(Guru Focus) – Over the past nine months, Warren Buffett (Trades, Portfolio) has attracted a lot of criticism from investors and analysts for not spending more of Berkshire Hathaway’s (NYSE:BRK.A) (NYSE:BRK.B) massive cash mountain buying coronavirus bargains.
- Warning! GuruFocus has detected 7 Warning Sign with BRK.A. Click here to check it out.
- BRK.A 15-Year Financial Data
- The intrinsic value of BRK.A
- Peter Lynch Chart of BRK.A
However, this has changed in the third quarter. Buffett has opened his wallet in a big way in recent weeks, and more deals are emerging every day.
Berkshire’s deal spree
The latest deal, announced Thursday morning, will see Berkshire provide $600 million of preferred equity to E.W. Scripps Co. (NASDAQ:SSP) to fund its deal to buy ION Media for $2.65 billion.
As well as the preferred stock issue, Berkshire will get a warrant to purchase as many as 23.1 million Class A Scripps shares at $13 apiece. This could be worth as much as $300 million. It total, it looks as if Berkshire could be committing as much as $1 billion to this deal.

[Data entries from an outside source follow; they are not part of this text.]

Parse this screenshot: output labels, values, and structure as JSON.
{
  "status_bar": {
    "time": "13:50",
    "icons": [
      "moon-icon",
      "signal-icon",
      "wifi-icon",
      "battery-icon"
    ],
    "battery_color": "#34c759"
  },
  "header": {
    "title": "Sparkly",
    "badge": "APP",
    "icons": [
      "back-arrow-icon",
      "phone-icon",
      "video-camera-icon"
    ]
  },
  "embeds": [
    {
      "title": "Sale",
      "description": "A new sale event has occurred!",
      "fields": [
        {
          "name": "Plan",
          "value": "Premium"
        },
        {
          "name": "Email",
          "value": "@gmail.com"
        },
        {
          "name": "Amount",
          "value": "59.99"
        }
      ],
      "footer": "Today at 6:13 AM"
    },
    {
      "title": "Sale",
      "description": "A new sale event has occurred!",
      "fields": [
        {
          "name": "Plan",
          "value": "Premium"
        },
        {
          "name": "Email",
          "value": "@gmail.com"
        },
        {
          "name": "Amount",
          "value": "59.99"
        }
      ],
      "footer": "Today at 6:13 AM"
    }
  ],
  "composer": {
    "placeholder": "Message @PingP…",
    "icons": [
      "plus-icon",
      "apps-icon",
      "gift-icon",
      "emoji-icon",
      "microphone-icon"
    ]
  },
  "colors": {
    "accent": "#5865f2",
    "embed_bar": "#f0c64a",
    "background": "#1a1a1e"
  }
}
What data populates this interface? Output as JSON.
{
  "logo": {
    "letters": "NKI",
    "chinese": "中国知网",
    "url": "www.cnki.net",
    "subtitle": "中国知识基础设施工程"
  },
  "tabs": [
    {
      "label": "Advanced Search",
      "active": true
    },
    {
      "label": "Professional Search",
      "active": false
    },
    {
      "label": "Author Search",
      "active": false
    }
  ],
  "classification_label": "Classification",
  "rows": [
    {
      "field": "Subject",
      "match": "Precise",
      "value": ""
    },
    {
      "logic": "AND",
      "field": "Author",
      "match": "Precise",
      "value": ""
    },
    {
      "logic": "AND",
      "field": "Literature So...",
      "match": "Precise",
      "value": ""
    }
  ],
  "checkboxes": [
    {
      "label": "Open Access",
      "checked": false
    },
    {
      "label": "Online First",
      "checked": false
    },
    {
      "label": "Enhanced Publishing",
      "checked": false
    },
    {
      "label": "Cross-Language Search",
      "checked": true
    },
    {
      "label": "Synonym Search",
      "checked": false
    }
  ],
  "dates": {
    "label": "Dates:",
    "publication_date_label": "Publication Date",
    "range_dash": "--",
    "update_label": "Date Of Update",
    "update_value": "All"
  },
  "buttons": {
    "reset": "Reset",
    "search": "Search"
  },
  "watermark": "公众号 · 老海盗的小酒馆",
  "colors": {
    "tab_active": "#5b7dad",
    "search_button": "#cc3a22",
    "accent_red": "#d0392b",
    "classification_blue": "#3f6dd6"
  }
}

This is just the latest in a string of deals, which suggests Buffett has deployed nearly $20 billion in the third quarter of 2020.
The biggest single deal to date was the group’s 7,700 miles of natural gas transmission pipeline and 900 billion cubic feet of storage from Dominion Energy (NYSE:D). For a total consideration of $9.7 billion, Berkshire paid $4 billion for the infrastructure and $5.7 billion for the debt tide to those assets.
Not only did this deal more than double Berkshire Hathaway Energy’s share of interstate natural gas transmission to 18% from 8%, but it also provided a good place for Buffett to invest $10 billion at a rate of return significantly above what Berkshire would be able to achieve by holding its money in the bank.
The second-biggest deal (in terms of dollar value that we know about) was Berkshire’s decision to deploy $6 billion into Japan’s five largest trading companies: Itochu Corp. (TSE:8001), Marubeni Corp. (TSE:8002), Mitsubishi Corp. (TSE:8058), Mitsui & Co. Ltd. (TSE:8031) and Sumitomo Corp. (TSE:8053). Berkshire took 5% stakes in these firms, and Buffett has said that he’s excited by the opportunities they provide.
Buffett has also been boosting his stake in his favorite U.S. bank, Bank of America (BAC). At the end of July and the beginning of August, regulatory filings with the SEC showed that Berkshire acquired approximately $2.1 billion worth of shares in the banking giant.
Simultaneously, filings have also shown that Buffett has been selling Berkshire’s holdings of Wells Fargo (NYSE:WFC) and other major U.S. banks. These trades suggest he believes Bank of America has a much better future than many of its peers.
The final big Berkshire deal that we know has taken place in the third quarter was the group’s decision to invest around $740 million in cloud data warehousing company Snowflake (NYSE:SNOW). Initial figures suggest Berkshire had doubled its investment here in the first day of the company’s life as a public enterprise.
These are only deals we know about right now. Berkshire could have made many other smaller deals, which have not yet been revealed to the public.
Share buybacks are also likely to have been on the cards for Buffett and his team in the third quarter. Berkshire repurchased more than $4.6 billion of its Class B stock and about $486.6 million in Class A shares during the second quarter of 2020. This is the highest level of repurchases ever from the group, so Buffett is clearly becoming more comfortable buying back stock.
It seems likely to me that we will see more repurchases in the third quarter. Shares in the group have rallied over the past three months, but they’re still trading below the levels Buffett was happy to buy last year.
Disclosure: The author owns shares in Berkshire Hathaway.
Read more here:
- Warren Buffett on Why It’s Important to Pay the Right Price
- Berkshire Hathaway Could Have Made $800 Million on Snowflake
- Some Thoughts on Why I Own Berkshire Hathaway
Not a Premium Member of GuruFocus? Sign up for a free 7-day trial here.
This article first appeared on GuruFocus.